Xcode does know how to process yacc and flex files, and will automatically compile the generated code files into your project. The trick is figuring out which extensions it expects. In Xcode 4, click on the top-level item in the source list to get the project settings. Click your target in the next list, then Build Rules in the table view header. Scroll down to "System Lex rule" and "System Yacc rule", then hover the cursor over "source files" in each of those to get a tool tip with the extensions it uses for that rule. (…What? That wasn't obvious?)
For Lex, it's: *.l *.lm *.lmm *.lpp *.lp *.lxx
For Yacc, it's: *.y *.ym *.ymm *.ypp *.yp *.yxx
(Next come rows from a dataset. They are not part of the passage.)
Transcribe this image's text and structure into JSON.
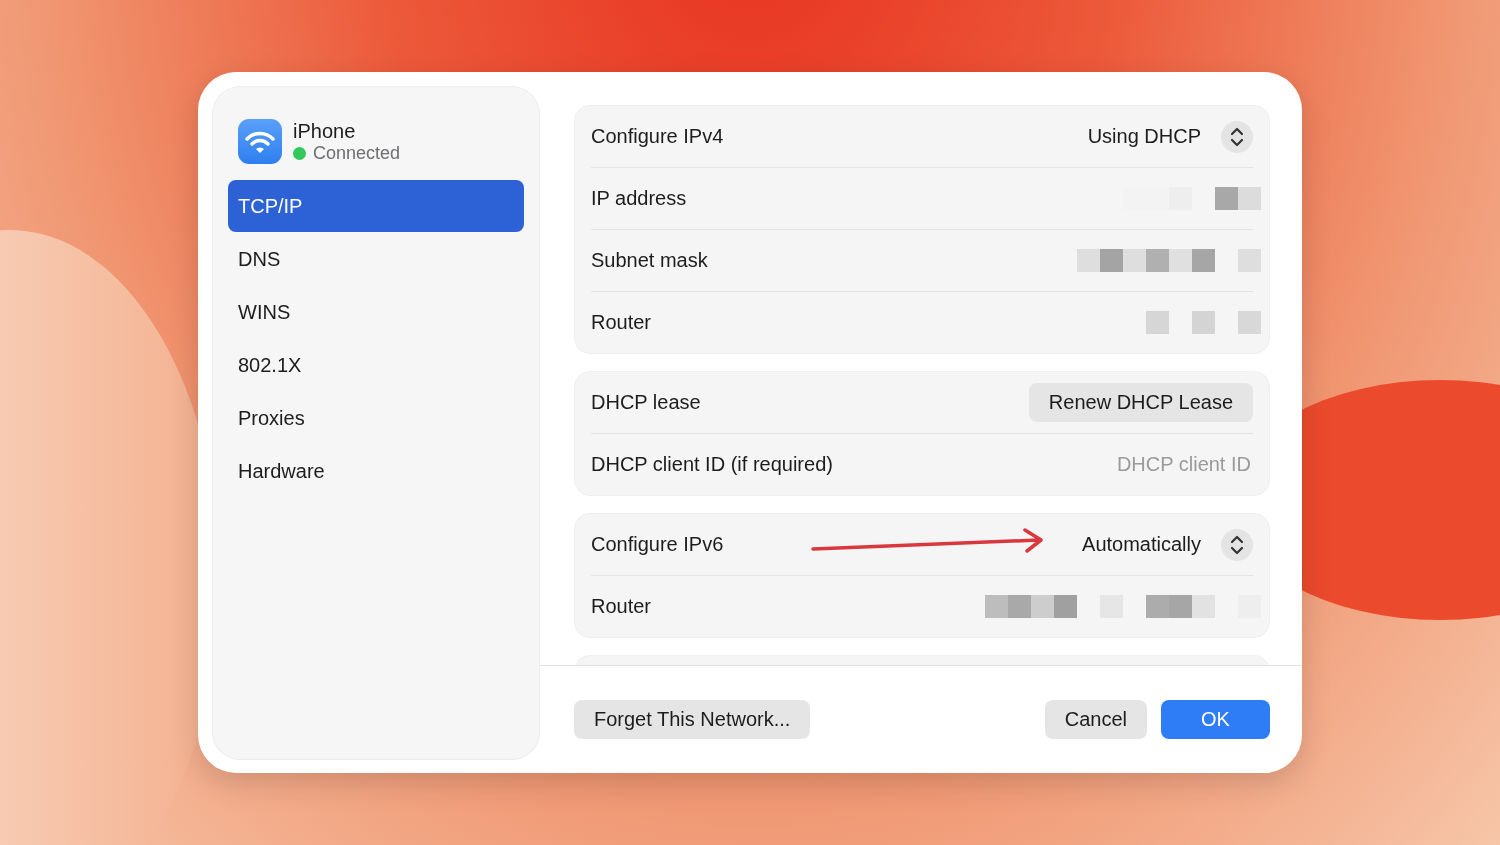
{
  "network": {
    "name": "iPhone",
    "status": "Connected",
    "color": "#34c759"
  },
  "sidebar": {
    "items": [
      {
        "label": "TCP/IP",
        "selected": true
      },
      {
        "label": "DNS",
        "selected": false
      },
      {
        "label": "WINS",
        "selected": false
      },
      {
        "label": "802.1X",
        "selected": false
      },
      {
        "label": "Proxies",
        "selected": false
      },
      {
        "label": "Hardware",
        "selected": false
      }
    ]
  },
  "groups": [
    {
      "rows": [
        {
          "kind": "popup",
          "label": "Configure IPv4",
          "value": "Using DHCP"
        },
        {
          "kind": "redacted",
          "label": "IP address"
        },
        {
          "kind": "redacted",
          "label": "Subnet mask"
        },
        {
          "kind": "redacted",
          "label": "Router"
        }
      ]
    },
    {
      "rows": [
        {
          "kind": "button",
          "label": "DHCP lease",
          "button": "Renew DHCP Lease"
        },
        {
          "kind": "field",
          "label": "DHCP client ID (if required)",
          "placeholder": "DHCP client ID"
        }
      ]
    },
    {
      "rows": [
        {
          "kind": "popup",
          "label": "Configure IPv6",
          "value": "Automatically",
          "annotated": true
        },
        {
          "kind": "redacted",
          "label": "Router"
        }
      ]
    }
  ],
  "footer": {
    "forget_button": "Forget This Network...",
    "cancel_button": "Cancel",
    "ok_button": "OK"
  }
}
If you have any Objective-C code in your lex/yacc files, you'll need to use the .?m extension to tell Xcode to generate a .m file; likewise, .?mm for Objective-C++. (I'm guessing .?pp, .?p, and .?xx are all C++.) From what I've seen, this Just Works, no Makefile needed. If you want to keep the .flex extension, you can click the "Copy to Target" button in the Lex rule and make a new rule for that extension.
Now the "fun" part is trying to integrate yacc into your code. By default, the yyparse() function which makes the whole thing go expects input from STDIN unless you jump through a bunch of hoops to make it work otherwise. If you're dead-set on using yacc, there's plenty of info on the web about how to bend it to your whims. But you might wind up with fewer keyboard dents on your forehead if you use a modern parser generator like lemon. The syntax is based on yacc's, and it's LALR(1) (whatever that means) so everything you know about shift/reduce conflicts still holds. I found it much easier to work with than yacc/flex.
Edit: I seem to recall that Xcode didn't add the .l file to the build phase automatically, but it did add the .y file. Check your build phases by clicking the top-level item in the Xcode source list, click you target, click the Build Phases table header, then expand the Compile Sources row. If your .l file isn't in there, drag it in from the source list.